(Note: Now that we are back in CA and have time and consistent/fast Internet access, we will post some stories and corresponding pictures depicting our time in Micronesia. This post was written from Colonia, Yap, on March 25.)
Awakening to the thick air ubiquitous to Micronesia, I quickly rose from my bed in the mission house and donned my Chuukese skirt and the coolest shirt I could find. Today I would have the privilege of worshiping with four different people groups in one day. How cool is that?!
Knowing that Micronesian church services essentially never start on time, I leisurely munched on a banana out on the porch that sits on a hill overlooking the lagoon and buildings below. The first service I would attend would be a service for "Outer Islanders." Yap still operates with a caste system, and the women from the outer islands, considered low-caste, are required to wear a particular type of skirt in public. These skirts are hand-made on looms. They are woven with thread not much thicker than the common thread we use for sewing in the States; so, you can imagine how many hours it takes to hand-weave a whole skirt out of such thin thread! The wrap-around skirts, known as lavalavas, have a solid background with stripes of various widths and colors, and are often worn with no shirts (as you can see in the final picture).
From my perch on the hillside, I could see individuals, couples and families arriving at the church. Like the diversity and yet coordinated theme found in a quilt, each woman with her beautifully woven skirt purposefully headed for the church. Within half an hour of the designated start time, rich, melodic singing filled the ocean breezes, and I quickly scurried down the hill to join in the worship of Jesus Christ, our shared God.

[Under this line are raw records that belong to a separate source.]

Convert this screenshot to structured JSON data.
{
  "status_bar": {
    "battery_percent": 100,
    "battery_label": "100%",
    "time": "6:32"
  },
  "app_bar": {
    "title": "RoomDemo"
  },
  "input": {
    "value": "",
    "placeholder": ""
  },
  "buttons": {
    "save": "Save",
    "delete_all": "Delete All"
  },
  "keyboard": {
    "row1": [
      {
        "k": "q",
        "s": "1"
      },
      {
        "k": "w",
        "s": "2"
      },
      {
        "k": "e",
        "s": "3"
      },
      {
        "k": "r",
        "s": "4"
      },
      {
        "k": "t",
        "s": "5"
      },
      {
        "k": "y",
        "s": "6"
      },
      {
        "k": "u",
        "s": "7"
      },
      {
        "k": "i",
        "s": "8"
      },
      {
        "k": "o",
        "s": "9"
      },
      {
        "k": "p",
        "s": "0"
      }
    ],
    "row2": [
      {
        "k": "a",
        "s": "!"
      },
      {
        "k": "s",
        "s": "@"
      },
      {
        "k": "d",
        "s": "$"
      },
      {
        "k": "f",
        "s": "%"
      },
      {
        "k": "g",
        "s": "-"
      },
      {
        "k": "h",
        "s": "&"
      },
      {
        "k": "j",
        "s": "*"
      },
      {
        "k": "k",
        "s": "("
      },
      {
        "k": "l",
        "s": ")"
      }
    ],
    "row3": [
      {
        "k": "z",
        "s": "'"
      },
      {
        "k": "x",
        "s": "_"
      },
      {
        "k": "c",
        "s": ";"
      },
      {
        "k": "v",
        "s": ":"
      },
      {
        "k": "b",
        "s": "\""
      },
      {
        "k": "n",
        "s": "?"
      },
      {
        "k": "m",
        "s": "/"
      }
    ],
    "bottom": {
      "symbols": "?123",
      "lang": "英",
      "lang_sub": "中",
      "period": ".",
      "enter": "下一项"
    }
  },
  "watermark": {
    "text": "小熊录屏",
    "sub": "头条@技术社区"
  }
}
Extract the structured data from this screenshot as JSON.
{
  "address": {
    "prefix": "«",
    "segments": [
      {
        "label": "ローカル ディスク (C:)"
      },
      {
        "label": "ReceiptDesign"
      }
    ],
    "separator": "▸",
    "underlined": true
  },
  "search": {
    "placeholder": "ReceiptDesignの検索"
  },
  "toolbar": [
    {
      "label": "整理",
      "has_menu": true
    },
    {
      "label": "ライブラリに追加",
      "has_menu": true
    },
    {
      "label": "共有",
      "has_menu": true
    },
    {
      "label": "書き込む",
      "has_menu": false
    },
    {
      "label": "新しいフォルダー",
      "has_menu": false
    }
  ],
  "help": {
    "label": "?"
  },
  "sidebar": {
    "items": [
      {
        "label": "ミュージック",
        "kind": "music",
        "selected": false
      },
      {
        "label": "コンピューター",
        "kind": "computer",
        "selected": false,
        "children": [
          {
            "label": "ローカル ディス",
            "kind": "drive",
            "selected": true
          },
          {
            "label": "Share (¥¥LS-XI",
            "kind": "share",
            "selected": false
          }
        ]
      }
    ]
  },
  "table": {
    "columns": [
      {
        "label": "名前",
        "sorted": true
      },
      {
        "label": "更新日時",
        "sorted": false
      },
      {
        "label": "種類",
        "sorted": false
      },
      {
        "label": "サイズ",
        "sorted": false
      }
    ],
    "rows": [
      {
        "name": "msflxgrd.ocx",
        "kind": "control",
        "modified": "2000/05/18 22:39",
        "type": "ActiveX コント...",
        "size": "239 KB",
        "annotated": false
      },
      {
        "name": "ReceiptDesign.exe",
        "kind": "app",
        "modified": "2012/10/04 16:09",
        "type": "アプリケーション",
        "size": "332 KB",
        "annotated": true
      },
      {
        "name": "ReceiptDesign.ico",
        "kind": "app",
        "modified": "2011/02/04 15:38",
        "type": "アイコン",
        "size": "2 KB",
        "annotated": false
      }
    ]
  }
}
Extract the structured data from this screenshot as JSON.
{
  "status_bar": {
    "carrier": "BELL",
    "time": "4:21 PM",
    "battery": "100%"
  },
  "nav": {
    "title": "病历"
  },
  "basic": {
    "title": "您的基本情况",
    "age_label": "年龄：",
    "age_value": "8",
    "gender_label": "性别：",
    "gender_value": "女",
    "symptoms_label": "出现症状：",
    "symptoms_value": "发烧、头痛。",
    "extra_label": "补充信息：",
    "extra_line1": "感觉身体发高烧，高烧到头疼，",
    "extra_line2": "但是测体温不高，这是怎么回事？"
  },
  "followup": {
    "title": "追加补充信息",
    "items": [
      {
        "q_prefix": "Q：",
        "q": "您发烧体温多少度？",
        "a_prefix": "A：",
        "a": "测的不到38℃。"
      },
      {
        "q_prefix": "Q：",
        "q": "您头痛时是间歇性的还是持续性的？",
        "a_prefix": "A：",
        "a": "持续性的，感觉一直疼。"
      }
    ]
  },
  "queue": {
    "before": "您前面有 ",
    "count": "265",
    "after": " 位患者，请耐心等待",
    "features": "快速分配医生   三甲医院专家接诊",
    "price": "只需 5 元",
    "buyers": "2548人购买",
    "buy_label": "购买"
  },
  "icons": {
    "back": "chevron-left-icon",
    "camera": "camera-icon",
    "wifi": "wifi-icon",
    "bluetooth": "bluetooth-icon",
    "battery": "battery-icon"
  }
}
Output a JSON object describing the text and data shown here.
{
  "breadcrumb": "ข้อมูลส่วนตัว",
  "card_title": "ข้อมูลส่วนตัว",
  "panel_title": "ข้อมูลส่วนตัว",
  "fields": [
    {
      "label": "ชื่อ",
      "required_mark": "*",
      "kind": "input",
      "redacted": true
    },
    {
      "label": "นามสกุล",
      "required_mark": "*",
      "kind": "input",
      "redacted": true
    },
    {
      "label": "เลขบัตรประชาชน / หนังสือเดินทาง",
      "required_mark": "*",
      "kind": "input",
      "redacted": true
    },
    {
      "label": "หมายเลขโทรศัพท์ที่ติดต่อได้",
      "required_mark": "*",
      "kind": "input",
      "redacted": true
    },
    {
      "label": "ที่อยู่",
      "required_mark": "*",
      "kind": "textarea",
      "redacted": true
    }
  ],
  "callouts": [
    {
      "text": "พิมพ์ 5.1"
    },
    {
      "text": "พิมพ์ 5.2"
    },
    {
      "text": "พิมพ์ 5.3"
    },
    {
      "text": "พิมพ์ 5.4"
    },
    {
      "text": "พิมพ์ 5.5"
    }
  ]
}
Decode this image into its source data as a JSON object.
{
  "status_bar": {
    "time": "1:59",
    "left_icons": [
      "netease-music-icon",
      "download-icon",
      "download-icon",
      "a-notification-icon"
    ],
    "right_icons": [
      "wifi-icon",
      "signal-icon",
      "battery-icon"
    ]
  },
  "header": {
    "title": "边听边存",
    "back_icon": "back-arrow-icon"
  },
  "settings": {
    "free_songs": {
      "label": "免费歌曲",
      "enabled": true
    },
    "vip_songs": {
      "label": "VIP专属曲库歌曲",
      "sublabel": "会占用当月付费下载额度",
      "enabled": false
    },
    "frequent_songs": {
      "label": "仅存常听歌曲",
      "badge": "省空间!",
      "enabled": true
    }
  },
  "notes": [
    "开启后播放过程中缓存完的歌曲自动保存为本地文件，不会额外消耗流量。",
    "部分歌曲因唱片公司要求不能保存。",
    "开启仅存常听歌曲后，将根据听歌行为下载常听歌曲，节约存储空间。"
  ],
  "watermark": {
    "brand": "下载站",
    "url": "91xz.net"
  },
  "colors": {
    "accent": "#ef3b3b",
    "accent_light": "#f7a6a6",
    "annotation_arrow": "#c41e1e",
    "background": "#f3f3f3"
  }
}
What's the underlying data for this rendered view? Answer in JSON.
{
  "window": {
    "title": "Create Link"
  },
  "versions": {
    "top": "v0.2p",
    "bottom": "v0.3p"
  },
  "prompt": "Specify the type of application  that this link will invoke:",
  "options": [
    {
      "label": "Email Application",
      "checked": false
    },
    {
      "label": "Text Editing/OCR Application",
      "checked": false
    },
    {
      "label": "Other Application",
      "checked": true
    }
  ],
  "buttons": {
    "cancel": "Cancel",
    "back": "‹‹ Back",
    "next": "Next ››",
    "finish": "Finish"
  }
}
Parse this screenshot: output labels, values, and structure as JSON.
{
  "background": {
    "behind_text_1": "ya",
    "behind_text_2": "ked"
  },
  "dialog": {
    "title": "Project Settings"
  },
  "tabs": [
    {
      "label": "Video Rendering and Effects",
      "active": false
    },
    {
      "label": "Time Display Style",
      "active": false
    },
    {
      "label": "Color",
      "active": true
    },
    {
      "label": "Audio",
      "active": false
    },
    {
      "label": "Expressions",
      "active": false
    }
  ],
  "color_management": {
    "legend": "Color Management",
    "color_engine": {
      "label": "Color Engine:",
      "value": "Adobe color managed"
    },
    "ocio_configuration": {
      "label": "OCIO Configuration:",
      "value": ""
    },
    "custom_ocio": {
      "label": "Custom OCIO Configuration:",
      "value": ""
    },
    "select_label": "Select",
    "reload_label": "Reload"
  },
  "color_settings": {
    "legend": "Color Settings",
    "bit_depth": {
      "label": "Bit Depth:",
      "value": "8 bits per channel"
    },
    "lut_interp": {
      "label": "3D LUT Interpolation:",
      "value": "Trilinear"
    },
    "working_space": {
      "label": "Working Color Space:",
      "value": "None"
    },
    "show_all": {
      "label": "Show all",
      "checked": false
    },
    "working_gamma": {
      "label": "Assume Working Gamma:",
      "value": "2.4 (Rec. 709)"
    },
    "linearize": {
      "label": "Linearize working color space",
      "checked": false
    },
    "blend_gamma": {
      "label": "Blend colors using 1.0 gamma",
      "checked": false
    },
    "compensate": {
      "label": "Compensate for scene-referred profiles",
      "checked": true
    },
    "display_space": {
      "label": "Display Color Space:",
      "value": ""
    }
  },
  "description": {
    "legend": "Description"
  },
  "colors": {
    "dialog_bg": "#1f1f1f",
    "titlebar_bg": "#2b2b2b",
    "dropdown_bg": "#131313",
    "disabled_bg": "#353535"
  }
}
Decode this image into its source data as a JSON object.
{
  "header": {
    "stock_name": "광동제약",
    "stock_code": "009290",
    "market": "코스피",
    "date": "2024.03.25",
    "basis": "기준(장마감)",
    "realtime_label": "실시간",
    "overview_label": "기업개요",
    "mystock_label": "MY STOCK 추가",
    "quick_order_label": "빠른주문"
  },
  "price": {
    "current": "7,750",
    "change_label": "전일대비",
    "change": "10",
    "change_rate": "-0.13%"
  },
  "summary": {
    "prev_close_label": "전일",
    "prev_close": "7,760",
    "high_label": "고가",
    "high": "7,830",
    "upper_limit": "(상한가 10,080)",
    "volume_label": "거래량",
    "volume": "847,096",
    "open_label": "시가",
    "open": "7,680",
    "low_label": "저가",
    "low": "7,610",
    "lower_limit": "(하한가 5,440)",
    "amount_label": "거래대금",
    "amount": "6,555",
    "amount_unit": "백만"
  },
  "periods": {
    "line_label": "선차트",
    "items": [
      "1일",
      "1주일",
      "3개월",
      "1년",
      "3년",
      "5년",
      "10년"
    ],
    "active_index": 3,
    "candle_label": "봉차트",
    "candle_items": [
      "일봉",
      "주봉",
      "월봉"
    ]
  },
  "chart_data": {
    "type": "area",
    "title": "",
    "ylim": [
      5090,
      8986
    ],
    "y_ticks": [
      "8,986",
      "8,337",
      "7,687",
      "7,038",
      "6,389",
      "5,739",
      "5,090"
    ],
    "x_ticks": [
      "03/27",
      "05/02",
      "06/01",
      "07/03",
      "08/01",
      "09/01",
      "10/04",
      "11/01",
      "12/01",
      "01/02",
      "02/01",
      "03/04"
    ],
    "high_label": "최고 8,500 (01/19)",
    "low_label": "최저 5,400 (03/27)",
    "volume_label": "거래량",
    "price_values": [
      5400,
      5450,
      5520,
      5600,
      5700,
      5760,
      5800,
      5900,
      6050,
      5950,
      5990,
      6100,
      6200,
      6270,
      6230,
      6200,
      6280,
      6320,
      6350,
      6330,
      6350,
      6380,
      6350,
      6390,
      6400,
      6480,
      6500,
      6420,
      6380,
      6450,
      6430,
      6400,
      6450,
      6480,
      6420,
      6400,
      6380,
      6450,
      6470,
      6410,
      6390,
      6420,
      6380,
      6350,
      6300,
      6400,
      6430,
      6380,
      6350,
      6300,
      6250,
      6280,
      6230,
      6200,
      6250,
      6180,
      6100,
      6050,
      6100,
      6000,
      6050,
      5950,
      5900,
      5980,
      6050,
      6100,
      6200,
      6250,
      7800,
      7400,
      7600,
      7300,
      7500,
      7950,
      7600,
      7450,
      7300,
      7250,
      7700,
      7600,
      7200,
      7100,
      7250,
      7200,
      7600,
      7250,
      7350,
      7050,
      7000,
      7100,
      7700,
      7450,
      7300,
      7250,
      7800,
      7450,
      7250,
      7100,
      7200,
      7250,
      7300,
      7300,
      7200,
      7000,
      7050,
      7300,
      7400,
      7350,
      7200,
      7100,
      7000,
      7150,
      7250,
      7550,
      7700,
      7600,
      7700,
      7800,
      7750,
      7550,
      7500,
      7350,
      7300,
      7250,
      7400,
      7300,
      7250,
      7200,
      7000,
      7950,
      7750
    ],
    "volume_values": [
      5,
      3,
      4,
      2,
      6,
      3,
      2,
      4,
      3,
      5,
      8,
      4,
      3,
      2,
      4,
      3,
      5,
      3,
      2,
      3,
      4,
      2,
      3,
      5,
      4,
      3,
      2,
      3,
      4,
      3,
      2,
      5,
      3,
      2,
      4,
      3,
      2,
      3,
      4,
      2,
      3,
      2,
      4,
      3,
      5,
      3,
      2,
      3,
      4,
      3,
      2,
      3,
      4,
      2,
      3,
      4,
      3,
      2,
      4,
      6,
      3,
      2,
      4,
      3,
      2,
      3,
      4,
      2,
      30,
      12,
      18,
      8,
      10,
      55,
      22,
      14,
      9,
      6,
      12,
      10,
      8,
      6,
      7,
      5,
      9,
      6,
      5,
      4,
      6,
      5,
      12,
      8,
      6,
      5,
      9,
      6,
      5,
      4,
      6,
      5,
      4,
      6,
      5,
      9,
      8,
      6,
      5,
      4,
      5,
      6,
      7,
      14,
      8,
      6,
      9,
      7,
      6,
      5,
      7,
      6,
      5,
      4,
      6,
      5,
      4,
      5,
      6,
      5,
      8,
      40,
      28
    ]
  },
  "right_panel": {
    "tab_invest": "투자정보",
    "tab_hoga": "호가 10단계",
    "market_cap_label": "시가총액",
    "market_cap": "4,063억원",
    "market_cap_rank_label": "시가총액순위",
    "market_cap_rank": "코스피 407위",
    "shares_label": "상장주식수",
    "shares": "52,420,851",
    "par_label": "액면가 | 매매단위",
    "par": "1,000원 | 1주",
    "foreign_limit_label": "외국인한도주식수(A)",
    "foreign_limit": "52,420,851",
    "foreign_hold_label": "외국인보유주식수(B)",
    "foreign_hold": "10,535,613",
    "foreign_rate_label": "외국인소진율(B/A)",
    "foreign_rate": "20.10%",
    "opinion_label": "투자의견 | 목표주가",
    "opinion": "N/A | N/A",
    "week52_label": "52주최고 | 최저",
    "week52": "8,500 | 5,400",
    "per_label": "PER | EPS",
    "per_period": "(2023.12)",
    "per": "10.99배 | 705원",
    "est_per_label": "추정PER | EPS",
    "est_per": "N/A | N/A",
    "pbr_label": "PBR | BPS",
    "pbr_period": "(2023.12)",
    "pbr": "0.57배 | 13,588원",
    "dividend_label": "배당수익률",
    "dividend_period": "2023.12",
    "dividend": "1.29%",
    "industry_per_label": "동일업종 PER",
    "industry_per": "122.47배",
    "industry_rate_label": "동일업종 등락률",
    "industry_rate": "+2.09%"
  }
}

After the singing, Pastor Asael began to preach in his native tongue, Chuukese. This is not the language of the Outer Islanders, but sadly, there is no pastor for these people. Pastor Asael came to Yap as a missionary from Chuuk because there were no Yapese nationals willing/qualified to pastor. Fortunately, the Outer Islanders understand about 60% of what Pastor Asael says since their languages overlap to this extent. As Pastor Asael fervently delivered the Word of God, I discreetly exited and headed back up the hill, where the Yapese Evangelical Church is located. I'll write about that experience on my next blog!